Problem to work on: Filter these entries so that only lines with the word "HTML" remain.

-=-=-

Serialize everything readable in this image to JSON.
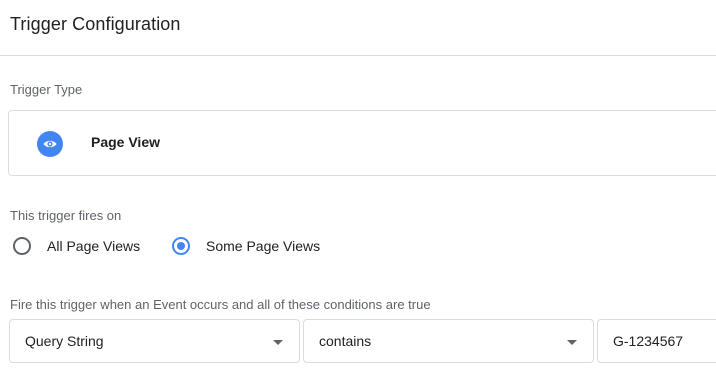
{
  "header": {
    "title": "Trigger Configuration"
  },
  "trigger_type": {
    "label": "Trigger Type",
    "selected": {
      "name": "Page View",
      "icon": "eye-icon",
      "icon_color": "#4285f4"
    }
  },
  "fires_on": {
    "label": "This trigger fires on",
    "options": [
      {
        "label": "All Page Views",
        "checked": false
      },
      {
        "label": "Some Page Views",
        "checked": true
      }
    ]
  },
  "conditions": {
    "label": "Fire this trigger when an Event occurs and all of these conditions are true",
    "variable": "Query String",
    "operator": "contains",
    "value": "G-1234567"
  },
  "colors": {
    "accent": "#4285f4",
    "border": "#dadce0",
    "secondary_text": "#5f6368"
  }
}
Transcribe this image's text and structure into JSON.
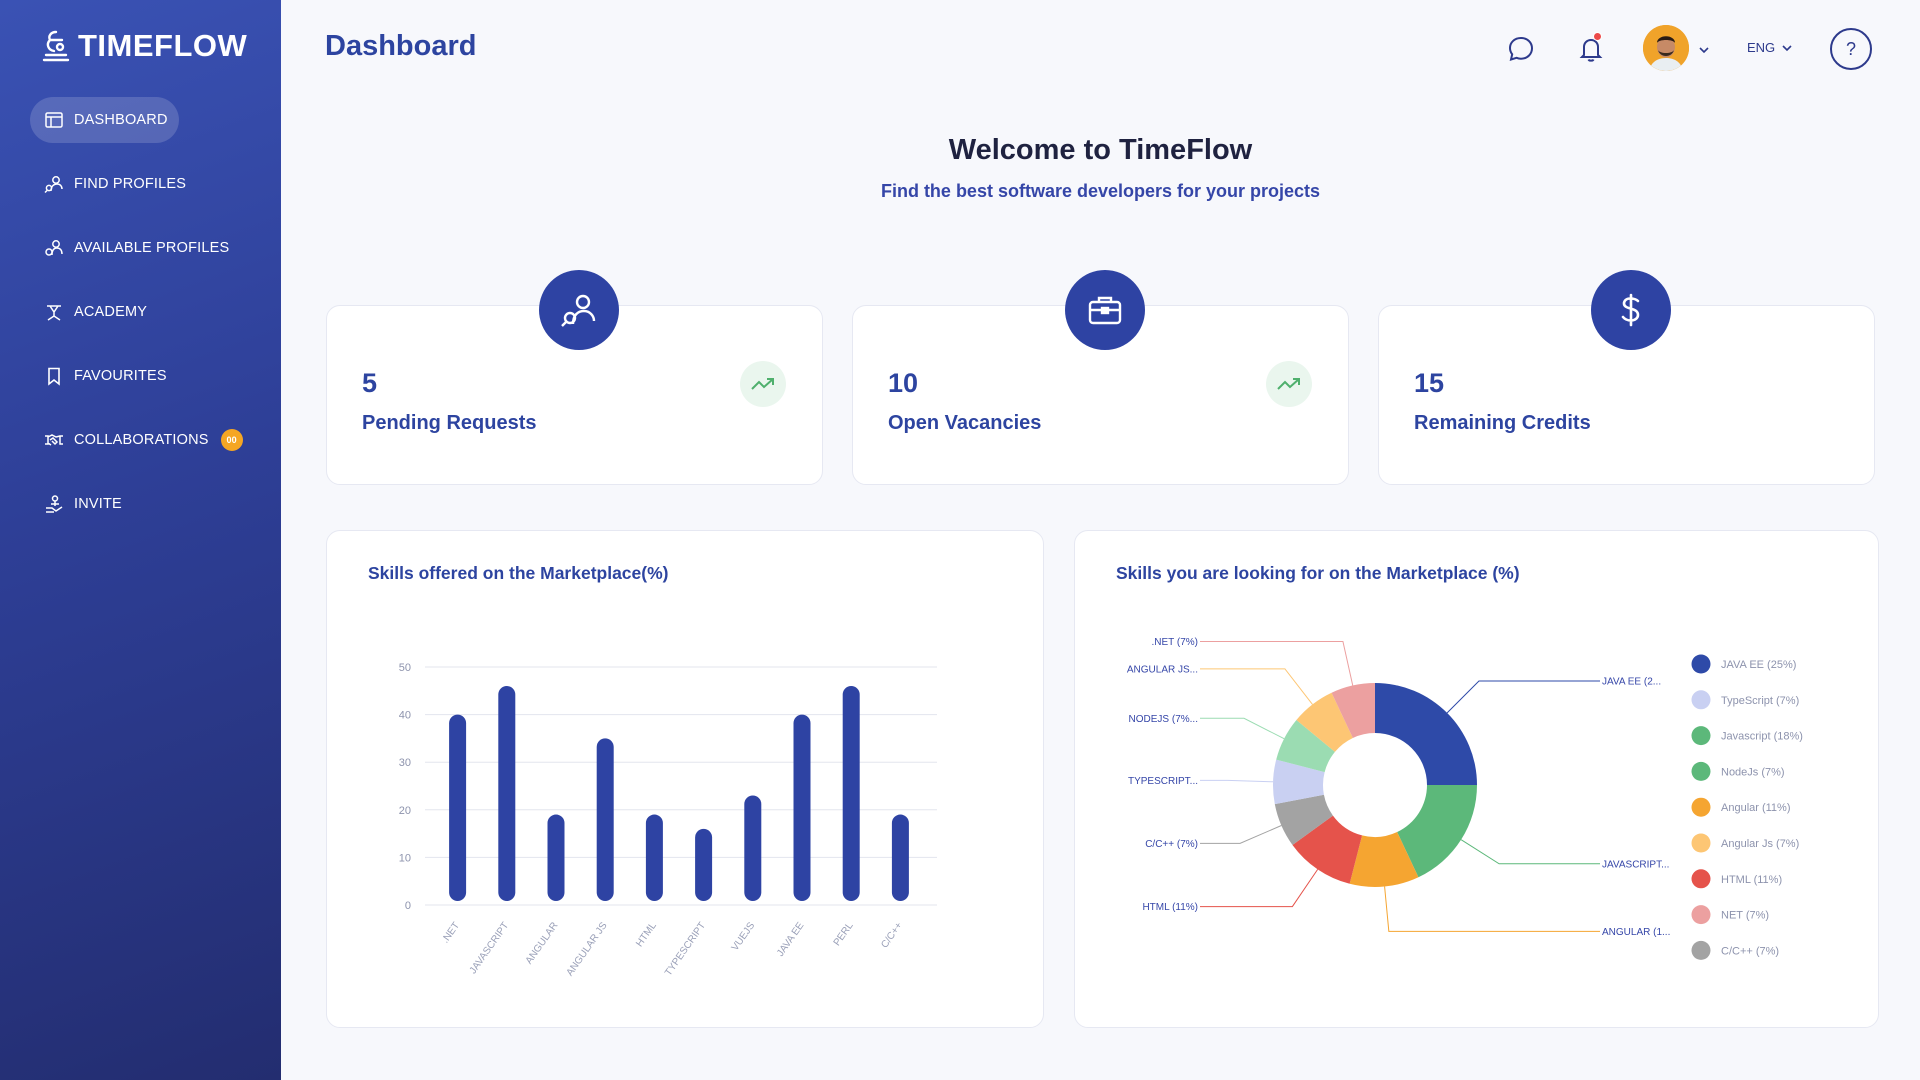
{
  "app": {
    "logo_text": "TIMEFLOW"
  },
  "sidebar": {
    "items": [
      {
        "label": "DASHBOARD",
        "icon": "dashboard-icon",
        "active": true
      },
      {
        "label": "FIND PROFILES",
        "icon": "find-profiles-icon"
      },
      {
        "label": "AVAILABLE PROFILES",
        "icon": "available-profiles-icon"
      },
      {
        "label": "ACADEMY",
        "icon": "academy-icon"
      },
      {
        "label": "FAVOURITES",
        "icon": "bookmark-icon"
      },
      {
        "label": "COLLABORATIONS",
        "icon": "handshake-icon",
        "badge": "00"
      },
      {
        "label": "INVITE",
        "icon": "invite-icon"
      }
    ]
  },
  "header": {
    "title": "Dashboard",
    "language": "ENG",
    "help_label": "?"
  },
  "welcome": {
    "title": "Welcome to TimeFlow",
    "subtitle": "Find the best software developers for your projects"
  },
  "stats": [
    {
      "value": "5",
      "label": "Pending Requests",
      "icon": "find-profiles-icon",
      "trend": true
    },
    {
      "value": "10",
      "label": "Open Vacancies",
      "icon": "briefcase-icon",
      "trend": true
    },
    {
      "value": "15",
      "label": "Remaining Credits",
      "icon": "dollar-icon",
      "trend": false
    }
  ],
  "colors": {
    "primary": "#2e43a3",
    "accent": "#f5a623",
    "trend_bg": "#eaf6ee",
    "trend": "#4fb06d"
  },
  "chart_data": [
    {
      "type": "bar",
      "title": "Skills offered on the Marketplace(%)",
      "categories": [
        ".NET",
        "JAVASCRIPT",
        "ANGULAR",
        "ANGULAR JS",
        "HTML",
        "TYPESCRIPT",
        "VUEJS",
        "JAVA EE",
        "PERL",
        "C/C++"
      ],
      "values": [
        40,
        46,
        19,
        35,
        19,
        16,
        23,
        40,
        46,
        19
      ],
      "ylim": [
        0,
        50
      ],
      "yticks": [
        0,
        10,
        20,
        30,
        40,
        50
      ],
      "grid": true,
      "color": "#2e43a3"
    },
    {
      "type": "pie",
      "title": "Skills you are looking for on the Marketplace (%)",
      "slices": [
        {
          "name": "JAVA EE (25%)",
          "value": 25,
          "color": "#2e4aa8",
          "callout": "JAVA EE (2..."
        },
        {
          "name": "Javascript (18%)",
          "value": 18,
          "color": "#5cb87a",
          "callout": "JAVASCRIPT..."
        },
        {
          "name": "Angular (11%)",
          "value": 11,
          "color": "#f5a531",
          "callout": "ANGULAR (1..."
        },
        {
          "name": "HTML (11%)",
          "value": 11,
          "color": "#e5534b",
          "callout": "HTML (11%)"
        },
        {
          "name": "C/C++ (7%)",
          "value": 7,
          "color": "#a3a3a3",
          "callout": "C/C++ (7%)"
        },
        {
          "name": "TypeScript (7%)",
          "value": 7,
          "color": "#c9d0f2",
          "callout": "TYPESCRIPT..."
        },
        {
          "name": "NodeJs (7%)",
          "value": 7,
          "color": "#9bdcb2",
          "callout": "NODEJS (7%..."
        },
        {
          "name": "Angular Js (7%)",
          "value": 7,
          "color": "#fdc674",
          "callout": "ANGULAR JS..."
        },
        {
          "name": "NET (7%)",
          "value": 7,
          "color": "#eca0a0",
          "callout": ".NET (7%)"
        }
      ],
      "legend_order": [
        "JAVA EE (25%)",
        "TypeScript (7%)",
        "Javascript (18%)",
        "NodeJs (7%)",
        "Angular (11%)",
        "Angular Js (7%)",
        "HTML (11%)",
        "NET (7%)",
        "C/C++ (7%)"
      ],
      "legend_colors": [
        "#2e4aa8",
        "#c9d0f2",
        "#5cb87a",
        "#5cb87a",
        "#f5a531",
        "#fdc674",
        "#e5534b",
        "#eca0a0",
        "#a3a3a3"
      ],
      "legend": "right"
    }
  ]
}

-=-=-

Output for this exercise:
        "HTML",
          "name": "HTML (11%)",
          "callout": "HTML (11%)"
        "HTML (11%)",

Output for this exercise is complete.